During her time as Prime Minister of the United Kingdom, Margaret Thatcher provoked diverse reactions: some thought she saved the country, others thought she ruined it.
Many prominent British artists — from the filmmaker Mike Leigh to the musician Elvis Costello — railed against her conservative policies.
The changing social and political conditions under Thatcher drove Billy Bragg to activist songwriting, including producing the song “Between the Wars.”
Call up the craftsmen
Bring me the draughtsmen
Build me a path from cradle to grave
And I'll give my consent
To any government
That does not deny a man a living wage
The song “was my attempt to evoke that kind of consensus around a caring society that I’d benefited from and grown up in,” Bragg said.
And Bragg dismisses the notion that Thatcher’s premiership might have benefited artists simply by giving them something to push against.
“I’m not sure a few good Billy Bragg albums was worth the price of lost industries and wasted lives,” Bragg said.
Although he’s been recognized for his politically-charged songs, those themes have also kept him off the charts. “She helped define me, but she also helped to marginalize me,” he argues.
For Bragg, the best Thatcher-related song from that era is “Stand Down Margaret” by the English Beat, which he’s listened to again this week.
“It was interesting looking back at the music from that period and seeing the pressure that we were able to put on,” he said. “(It) ultimately moved not just through our supporters, but her own supporters and her own party and her own cabinet, and she was forced to stand down.”

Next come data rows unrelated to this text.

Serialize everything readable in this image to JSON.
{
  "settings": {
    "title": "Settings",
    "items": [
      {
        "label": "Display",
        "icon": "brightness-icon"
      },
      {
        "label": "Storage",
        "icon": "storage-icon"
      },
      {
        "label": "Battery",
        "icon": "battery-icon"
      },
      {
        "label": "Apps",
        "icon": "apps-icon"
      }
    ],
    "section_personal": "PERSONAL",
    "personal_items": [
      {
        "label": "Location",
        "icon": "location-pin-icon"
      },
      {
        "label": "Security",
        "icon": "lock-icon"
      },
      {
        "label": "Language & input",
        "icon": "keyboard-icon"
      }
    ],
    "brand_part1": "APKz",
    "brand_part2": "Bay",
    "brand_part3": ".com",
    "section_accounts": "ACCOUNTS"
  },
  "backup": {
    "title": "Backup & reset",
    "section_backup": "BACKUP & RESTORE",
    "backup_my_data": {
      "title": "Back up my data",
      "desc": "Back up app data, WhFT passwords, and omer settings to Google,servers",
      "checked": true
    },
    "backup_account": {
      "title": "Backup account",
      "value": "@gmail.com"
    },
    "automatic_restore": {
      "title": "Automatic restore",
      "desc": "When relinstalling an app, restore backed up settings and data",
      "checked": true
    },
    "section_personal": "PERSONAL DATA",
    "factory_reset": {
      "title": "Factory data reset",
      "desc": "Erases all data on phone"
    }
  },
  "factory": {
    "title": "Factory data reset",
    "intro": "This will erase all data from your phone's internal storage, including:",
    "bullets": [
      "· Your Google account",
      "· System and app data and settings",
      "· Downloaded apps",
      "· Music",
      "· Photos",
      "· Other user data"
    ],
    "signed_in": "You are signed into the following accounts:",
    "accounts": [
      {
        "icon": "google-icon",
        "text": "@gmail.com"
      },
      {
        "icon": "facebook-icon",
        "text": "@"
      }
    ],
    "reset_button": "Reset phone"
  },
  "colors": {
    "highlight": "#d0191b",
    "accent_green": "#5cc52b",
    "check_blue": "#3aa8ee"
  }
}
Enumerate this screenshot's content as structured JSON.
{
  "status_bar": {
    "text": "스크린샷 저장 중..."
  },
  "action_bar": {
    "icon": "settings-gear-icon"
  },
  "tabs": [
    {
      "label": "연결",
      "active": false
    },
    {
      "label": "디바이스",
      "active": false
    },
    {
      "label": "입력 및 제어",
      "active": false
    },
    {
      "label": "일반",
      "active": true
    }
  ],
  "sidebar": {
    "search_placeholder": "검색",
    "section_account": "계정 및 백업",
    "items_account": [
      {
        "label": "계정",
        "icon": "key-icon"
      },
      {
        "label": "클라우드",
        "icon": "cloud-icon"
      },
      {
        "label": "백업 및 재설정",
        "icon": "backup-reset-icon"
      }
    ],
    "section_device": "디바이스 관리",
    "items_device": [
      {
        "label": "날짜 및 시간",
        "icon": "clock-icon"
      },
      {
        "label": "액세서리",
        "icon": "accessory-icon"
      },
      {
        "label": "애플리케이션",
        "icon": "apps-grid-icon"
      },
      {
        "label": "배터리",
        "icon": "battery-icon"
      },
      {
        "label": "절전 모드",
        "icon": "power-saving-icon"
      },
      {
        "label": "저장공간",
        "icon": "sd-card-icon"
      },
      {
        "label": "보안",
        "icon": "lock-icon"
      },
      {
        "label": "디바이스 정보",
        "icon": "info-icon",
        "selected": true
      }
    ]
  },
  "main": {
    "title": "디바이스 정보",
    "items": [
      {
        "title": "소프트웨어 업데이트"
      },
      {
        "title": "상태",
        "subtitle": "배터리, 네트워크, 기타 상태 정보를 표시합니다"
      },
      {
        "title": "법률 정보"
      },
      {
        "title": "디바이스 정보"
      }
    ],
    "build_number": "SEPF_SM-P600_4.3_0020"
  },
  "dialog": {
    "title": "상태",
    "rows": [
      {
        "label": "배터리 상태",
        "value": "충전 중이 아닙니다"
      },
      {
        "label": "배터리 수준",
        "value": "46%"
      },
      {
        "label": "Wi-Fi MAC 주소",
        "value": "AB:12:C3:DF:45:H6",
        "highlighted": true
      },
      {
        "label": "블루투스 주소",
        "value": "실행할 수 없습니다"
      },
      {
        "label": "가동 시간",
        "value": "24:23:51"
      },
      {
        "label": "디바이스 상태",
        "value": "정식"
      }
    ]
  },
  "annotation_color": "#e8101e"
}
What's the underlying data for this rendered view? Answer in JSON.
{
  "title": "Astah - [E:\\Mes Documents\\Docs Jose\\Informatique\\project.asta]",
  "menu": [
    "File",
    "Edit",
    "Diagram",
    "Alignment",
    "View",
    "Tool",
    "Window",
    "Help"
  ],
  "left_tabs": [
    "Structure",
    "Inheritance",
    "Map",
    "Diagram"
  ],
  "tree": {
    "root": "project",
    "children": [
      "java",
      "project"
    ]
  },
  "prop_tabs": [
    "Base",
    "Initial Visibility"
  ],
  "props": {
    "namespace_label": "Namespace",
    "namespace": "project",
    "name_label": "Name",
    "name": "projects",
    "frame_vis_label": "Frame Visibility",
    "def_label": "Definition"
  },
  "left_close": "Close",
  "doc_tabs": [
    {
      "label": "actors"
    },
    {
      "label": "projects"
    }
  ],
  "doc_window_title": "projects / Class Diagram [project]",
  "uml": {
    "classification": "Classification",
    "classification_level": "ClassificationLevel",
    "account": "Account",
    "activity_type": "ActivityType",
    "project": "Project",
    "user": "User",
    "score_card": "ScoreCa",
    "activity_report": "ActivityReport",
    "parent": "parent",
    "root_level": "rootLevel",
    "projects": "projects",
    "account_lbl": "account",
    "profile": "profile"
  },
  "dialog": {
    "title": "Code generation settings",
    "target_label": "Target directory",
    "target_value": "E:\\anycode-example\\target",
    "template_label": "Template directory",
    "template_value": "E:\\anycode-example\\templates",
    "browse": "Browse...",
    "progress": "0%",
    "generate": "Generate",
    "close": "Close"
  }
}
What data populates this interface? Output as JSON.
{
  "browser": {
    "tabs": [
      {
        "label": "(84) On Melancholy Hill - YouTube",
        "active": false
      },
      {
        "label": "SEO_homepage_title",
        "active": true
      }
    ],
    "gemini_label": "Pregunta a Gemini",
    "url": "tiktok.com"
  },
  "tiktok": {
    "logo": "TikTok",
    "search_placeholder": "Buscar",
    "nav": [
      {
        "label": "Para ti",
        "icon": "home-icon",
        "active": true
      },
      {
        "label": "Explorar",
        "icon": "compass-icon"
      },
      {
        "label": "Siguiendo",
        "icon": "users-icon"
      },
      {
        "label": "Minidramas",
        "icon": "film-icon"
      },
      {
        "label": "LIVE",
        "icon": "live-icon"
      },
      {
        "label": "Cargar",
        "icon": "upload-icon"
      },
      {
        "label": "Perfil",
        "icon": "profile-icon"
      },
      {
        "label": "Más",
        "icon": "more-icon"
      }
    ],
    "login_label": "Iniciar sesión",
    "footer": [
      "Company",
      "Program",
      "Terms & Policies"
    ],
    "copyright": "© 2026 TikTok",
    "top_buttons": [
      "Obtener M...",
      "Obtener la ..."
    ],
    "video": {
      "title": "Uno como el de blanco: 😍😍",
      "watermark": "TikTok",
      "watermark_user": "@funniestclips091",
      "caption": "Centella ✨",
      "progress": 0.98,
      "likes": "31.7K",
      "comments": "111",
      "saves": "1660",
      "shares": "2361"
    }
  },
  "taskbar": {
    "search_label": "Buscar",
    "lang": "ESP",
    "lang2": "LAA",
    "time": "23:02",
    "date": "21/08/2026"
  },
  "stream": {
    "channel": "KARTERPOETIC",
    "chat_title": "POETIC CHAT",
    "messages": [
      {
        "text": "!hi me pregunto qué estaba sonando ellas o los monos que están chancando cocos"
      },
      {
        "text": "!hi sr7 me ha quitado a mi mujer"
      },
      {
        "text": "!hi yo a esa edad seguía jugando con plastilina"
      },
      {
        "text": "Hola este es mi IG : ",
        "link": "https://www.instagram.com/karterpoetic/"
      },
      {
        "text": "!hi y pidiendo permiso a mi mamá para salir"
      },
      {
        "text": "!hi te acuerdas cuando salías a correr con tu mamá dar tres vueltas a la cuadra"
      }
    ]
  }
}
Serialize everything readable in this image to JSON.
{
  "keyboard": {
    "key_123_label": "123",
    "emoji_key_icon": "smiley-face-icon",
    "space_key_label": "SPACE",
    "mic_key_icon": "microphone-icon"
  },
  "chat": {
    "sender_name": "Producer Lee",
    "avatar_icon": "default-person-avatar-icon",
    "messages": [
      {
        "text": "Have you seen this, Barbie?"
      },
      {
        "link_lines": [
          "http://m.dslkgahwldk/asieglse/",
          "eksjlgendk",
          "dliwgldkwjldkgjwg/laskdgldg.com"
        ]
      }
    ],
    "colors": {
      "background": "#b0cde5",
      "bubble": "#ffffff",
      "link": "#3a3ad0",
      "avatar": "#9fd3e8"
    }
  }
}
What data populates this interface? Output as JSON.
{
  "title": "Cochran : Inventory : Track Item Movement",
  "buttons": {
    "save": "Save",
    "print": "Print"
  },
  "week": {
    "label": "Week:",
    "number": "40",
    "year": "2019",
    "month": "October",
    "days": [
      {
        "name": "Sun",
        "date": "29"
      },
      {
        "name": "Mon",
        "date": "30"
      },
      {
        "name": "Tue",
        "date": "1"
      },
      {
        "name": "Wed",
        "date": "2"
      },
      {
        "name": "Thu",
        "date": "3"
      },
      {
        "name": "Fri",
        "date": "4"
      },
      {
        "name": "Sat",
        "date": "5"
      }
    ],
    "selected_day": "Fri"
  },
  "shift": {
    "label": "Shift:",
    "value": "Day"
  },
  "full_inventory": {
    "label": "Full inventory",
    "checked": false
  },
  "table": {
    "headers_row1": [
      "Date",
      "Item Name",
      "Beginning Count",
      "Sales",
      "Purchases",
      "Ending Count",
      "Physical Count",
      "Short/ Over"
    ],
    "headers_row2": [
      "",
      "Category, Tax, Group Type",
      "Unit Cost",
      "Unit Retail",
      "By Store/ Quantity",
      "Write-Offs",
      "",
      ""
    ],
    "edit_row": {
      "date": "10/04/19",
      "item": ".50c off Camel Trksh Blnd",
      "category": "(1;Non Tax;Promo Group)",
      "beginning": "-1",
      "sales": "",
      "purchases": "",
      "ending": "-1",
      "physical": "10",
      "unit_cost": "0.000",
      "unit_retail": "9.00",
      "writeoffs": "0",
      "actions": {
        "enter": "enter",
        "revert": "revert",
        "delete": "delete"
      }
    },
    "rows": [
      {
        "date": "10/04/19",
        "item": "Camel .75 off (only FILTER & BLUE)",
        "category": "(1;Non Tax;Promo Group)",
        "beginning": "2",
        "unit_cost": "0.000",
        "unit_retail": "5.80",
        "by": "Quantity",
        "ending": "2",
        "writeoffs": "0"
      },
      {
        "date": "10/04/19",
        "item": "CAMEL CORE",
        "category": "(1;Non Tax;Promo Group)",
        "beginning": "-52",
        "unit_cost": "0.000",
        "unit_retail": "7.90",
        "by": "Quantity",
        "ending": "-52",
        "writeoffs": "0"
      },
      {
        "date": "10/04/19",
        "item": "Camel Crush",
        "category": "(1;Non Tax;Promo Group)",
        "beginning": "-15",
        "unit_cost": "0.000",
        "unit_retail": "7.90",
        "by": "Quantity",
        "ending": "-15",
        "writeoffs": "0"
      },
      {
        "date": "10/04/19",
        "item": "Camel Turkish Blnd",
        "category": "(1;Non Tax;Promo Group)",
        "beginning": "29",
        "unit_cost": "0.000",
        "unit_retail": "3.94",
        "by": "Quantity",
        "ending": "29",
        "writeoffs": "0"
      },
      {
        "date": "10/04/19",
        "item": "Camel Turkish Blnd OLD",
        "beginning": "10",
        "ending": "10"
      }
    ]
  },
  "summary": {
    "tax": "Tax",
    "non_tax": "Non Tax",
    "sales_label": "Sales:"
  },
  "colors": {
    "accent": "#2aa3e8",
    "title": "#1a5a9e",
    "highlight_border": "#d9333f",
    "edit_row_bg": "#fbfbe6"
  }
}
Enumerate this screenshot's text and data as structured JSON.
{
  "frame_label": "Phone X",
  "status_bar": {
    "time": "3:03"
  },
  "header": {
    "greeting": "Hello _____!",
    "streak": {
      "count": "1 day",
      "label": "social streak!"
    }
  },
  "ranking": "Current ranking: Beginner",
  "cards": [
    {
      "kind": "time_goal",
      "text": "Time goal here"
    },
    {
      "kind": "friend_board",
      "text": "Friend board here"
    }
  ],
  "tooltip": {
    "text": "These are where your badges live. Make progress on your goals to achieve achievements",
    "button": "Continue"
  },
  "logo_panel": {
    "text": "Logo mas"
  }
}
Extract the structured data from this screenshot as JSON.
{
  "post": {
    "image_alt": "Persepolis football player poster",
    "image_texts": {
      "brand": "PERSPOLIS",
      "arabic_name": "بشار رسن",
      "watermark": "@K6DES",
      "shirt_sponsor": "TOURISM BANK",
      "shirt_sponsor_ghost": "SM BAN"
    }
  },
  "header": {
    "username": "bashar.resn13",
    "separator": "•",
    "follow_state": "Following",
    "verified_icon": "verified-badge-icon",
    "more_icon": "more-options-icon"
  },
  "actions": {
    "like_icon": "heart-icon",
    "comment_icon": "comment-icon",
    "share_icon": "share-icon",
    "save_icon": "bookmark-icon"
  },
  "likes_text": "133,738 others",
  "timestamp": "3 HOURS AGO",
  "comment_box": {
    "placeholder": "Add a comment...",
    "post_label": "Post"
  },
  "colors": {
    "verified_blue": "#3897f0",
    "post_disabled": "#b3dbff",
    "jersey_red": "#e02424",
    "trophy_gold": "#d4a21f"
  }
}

Billy Bragg is touring the US all this month supporting his new record Tooth and Nail.